======== EXERCISE INPUTS

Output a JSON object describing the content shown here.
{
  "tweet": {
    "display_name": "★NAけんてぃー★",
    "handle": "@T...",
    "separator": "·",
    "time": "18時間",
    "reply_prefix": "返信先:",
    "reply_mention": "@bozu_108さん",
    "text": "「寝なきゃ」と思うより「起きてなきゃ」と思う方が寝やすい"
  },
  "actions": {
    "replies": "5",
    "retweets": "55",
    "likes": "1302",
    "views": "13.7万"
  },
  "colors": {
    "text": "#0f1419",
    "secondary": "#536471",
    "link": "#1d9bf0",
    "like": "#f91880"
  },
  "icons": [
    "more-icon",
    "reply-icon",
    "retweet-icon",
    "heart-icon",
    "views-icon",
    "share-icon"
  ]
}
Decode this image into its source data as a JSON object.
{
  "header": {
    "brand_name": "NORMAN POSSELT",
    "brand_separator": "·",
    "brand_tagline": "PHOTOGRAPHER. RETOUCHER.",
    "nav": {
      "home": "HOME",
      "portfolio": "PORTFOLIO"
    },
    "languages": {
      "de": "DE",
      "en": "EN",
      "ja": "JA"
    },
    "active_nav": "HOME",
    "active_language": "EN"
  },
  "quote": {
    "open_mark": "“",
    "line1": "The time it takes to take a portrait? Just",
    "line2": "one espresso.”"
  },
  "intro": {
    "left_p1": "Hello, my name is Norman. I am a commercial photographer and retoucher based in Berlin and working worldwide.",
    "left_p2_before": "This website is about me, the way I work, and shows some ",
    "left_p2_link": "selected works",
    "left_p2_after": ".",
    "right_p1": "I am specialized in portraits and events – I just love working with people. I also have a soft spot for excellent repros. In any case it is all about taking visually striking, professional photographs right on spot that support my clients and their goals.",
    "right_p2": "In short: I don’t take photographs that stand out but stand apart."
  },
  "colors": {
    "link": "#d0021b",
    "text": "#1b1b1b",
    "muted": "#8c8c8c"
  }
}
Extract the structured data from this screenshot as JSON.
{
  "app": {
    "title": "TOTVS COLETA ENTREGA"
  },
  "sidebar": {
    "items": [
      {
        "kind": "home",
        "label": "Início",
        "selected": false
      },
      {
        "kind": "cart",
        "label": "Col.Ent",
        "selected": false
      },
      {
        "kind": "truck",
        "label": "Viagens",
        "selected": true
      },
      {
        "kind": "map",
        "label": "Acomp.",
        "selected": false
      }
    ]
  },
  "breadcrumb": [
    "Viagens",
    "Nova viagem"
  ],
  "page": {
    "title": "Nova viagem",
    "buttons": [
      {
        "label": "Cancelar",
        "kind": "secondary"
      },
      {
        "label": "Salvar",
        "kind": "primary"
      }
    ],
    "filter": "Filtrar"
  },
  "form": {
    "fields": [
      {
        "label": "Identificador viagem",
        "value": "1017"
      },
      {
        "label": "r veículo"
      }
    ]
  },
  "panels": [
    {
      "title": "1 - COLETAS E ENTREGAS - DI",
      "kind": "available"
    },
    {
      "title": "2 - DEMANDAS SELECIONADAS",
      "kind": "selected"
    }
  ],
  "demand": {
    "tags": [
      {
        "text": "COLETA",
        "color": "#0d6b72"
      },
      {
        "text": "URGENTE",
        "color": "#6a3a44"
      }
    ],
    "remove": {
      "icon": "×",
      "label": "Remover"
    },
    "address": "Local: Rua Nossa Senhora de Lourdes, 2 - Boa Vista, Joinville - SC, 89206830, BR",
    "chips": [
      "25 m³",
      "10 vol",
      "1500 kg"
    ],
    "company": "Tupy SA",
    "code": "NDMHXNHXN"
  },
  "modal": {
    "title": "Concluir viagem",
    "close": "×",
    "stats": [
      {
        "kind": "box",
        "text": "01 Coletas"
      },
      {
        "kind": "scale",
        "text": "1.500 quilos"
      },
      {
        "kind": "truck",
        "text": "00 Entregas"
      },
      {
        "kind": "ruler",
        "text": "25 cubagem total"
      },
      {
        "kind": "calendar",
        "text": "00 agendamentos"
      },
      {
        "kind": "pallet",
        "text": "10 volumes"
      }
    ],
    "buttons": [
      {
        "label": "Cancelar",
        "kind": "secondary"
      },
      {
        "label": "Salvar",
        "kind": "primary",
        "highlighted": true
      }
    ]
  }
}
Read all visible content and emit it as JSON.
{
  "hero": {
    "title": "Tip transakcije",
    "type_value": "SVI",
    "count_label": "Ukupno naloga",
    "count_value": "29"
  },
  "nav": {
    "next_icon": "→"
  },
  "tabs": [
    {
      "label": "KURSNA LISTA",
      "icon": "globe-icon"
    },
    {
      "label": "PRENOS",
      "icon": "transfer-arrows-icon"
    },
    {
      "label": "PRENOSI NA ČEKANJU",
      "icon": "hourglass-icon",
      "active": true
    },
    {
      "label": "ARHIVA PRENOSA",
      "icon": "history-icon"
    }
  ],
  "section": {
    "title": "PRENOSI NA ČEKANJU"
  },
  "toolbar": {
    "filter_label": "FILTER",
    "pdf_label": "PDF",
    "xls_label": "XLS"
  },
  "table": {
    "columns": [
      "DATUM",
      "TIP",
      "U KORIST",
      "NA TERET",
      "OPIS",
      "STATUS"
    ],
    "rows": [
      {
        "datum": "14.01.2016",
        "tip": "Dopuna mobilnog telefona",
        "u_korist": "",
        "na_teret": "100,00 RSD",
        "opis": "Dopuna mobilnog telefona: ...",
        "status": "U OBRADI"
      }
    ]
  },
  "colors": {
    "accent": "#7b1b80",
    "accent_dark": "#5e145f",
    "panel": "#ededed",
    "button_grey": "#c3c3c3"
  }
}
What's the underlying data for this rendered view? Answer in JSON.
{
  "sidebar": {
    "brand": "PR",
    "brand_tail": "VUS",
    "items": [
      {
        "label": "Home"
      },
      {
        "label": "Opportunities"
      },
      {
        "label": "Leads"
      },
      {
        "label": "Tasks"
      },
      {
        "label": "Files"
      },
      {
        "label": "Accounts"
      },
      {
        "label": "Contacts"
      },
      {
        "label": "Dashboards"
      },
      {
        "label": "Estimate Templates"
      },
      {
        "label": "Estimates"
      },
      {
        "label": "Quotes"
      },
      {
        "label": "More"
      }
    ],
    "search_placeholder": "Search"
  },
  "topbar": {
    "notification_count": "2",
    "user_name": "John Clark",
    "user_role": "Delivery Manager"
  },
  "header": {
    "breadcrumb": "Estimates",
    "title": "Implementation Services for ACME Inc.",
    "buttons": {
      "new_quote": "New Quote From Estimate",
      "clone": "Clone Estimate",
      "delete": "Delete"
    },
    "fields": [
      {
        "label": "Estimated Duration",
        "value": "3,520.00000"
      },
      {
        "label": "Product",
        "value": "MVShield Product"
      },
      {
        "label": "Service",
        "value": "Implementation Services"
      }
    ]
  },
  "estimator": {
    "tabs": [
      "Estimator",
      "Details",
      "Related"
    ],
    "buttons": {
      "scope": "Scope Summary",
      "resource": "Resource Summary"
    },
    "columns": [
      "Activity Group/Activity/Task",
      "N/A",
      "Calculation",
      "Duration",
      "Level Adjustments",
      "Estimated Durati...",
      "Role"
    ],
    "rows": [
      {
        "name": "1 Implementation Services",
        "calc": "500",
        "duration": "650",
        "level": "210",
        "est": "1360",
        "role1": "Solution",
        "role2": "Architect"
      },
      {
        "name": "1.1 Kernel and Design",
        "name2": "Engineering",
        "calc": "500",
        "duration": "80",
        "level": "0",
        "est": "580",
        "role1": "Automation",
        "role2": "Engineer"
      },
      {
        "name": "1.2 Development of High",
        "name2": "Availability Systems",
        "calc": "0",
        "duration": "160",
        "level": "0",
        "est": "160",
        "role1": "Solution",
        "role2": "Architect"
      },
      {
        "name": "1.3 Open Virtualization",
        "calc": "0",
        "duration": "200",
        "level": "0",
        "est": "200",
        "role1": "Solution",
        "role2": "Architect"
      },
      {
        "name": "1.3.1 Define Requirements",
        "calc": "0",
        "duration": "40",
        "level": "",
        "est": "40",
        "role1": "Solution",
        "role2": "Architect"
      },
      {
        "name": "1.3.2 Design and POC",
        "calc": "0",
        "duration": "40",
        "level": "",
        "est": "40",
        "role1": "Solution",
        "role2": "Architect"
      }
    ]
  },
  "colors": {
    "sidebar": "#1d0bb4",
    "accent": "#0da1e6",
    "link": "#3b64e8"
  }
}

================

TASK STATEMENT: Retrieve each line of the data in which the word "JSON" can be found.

YOUR SOLUTION:
Output a JSON object describing the content shown here.
Decode this image into its source data as a JSON object.
Extract the structured data from this screenshot as JSON.
Read all visible content and emit it as JSON.
What's the underlying data for this rendered view? Answer in JSON.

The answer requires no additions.